It is in the case of American options, allowing for the possibility of early exercise, that binomial approximations are useful. At each node we calculate the value of the option as a function of the next periods prices, and then check for the value exercising of exercising the option now

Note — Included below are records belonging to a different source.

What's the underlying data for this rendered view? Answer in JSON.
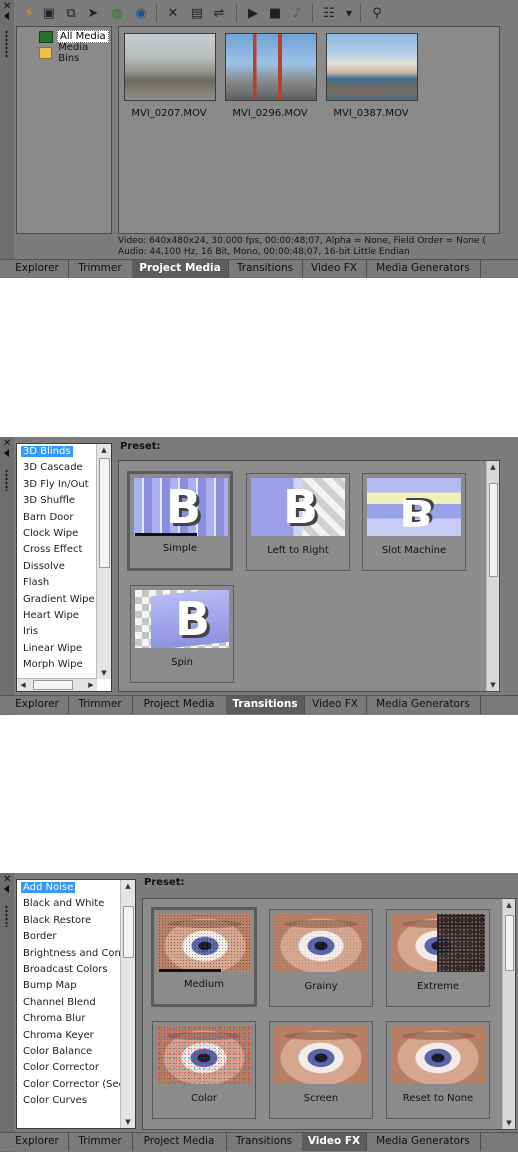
{
  "panel1": {
    "tree": [
      {
        "label": "All Media",
        "selected": true,
        "icon": "media-icon"
      },
      {
        "label": "Media Bins",
        "selected": false,
        "icon": "folder-icon"
      }
    ],
    "thumbnails": [
      {
        "caption": "MVI_0207.MOV",
        "scene": "foggy-coast"
      },
      {
        "caption": "MVI_0296.MOV",
        "scene": "golden-gate-bridge"
      },
      {
        "caption": "MVI_0387.MOV",
        "scene": "pier-sea-lions"
      }
    ],
    "info_video": "Video: 640x480x24, 30.000 fps, 00:00:48;07, Alpha = None, Field Order = None (",
    "info_audio": "Audio: 44,100 Hz, 16 Bit, Mono, 00:00:48;07, 16-bit Little Endian",
    "toolbar_icons": [
      "import-media-icon",
      "capture-video-icon",
      "get-photo-icon",
      "extract-audio-icon",
      "media-fx-icon",
      "web-icon",
      "delete-icon",
      "properties-icon",
      "tagging-icon",
      "play-icon",
      "stop-icon",
      "auto-preview-icon",
      "views-icon",
      "dropdown-icon",
      "search-icon"
    ]
  },
  "panel2": {
    "preset_label": "Preset:",
    "list": [
      "3D Blinds",
      "3D Cascade",
      "3D Fly In/Out",
      "3D Shuffle",
      "Barn Door",
      "Clock Wipe",
      "Cross Effect",
      "Dissolve",
      "Flash",
      "Gradient Wipe",
      "Heart Wipe",
      "Iris",
      "Linear Wipe",
      "Morph Wipe"
    ],
    "selected_index": 0,
    "presets": [
      "Simple",
      "Left to Right",
      "Slot Machine",
      "Spin"
    ],
    "selected_preset": 0
  },
  "panel3": {
    "preset_label": "Preset:",
    "list": [
      "Add Noise",
      "Black and White",
      "Black Restore",
      "Border",
      "Brightness and Cont",
      "Broadcast Colors",
      "Bump Map",
      "Channel Blend",
      "Chroma Blur",
      "Chroma Keyer",
      "Color Balance",
      "Color Corrector",
      "Color Corrector (Sec",
      "Color Curves"
    ],
    "selected_index": 0,
    "presets": [
      "Medium",
      "Grainy",
      "Extreme",
      "Color",
      "Screen",
      "Reset to None"
    ],
    "selected_preset": 0
  },
  "tabs": [
    "Explorer",
    "Trimmer",
    "Project Media",
    "Transitions",
    "Video FX",
    "Media Generators"
  ],
  "active_tabs": {
    "panel1": 2,
    "panel2": 3,
    "panel3": 4
  }
}
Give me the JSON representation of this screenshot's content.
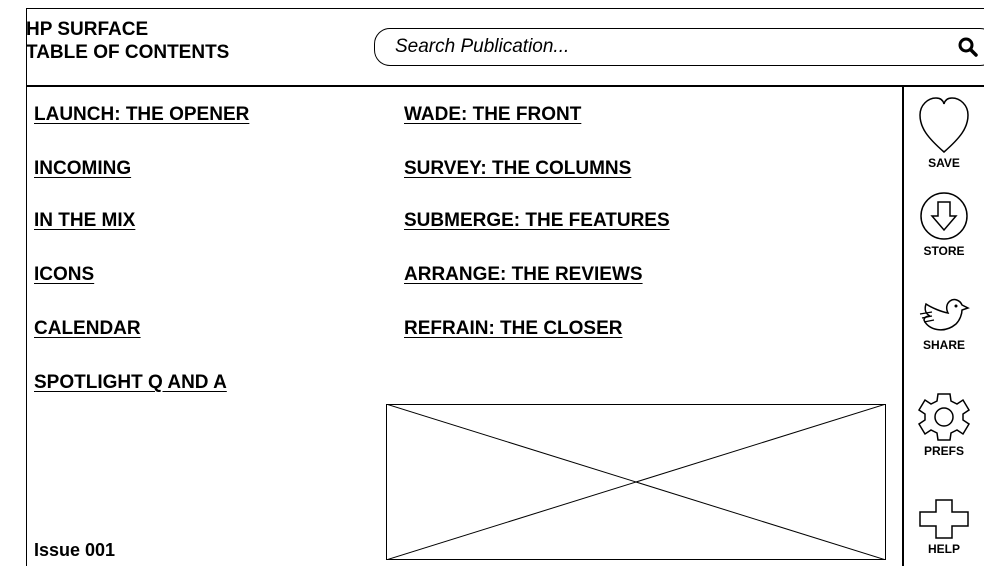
{
  "header": {
    "title_line1": "HP SURFACE",
    "title_line2": "TABLE OF CONTENTS"
  },
  "search": {
    "placeholder": "Search Publication...",
    "icon": "search-icon"
  },
  "toc": {
    "left_column": [
      "LAUNCH: THE OPENER",
      "INCOMING",
      "IN THE MIX",
      "ICONS",
      "CALENDAR",
      "SPOTLIGHT Q AND A"
    ],
    "right_column": [
      "WADE: THE FRONT",
      "SURVEY: THE COLUMNS",
      "SUBMERGE: THE FEATURES",
      "ARRANGE: THE REVIEWS",
      "REFRAIN: THE CLOSER"
    ]
  },
  "footer": {
    "issue": "Issue 001"
  },
  "sidebar": {
    "buttons": [
      {
        "label": "SAVE",
        "icon": "heart-icon"
      },
      {
        "label": "STORE",
        "icon": "download-icon"
      },
      {
        "label": "SHARE",
        "icon": "bird-icon"
      },
      {
        "label": "PREFS",
        "icon": "gear-icon"
      },
      {
        "label": "HELP",
        "icon": "plus-icon"
      }
    ]
  }
}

// file bin_am_call.cc // author: Bernt A Oedegaard // calculate the binomial option pricing formula for an American call #include <cmath> // standard mathematical library #include <algorithm> // defining the max() operator #include <vector> // STL vector templates double option_price_call_american_binomial( double S, // spot price double X, // exercice price double r, // interest rate double sigma, // volatility double t, // time to maturity int steps) { // no steps in binomial tree double R = exp(r*(t/steps)); // interest rate for each step double Rinv = 1.0/R; // inverse of interest rate double u = exp(sigma*sqrt(t/steps)); // up movement double uu = u*u; double d = 1.0/u; double p_up = (R-d)/(u-d); double p_down = 1.0-p_up; vector<double> prices(steps+1); // price of underlying vector<double> call_values(steps+1); // value of corresponding call prices[0] = S*pow(d, steps); // fill in the endnodes. for (int i=1; i<=steps; ++i) prices[i] = uu*prices[i-1]; for (int i=0; i<=steps; ++i) call_values[i] = max(0.0, (prices[i]-X)); // call payoffs at maturity for (int step=steps-1; step>=0; --step) { for (int i=0; i<=step; ++i) { call_values[i] = (p_up*call_values[i+1]+p_down*call_values[i])*Rinv; prices[i] = d*prices[i+1]; call_values[i] = max(call_values[i],prices[i]-X); // check for exercise }; }; return call_values[0]; };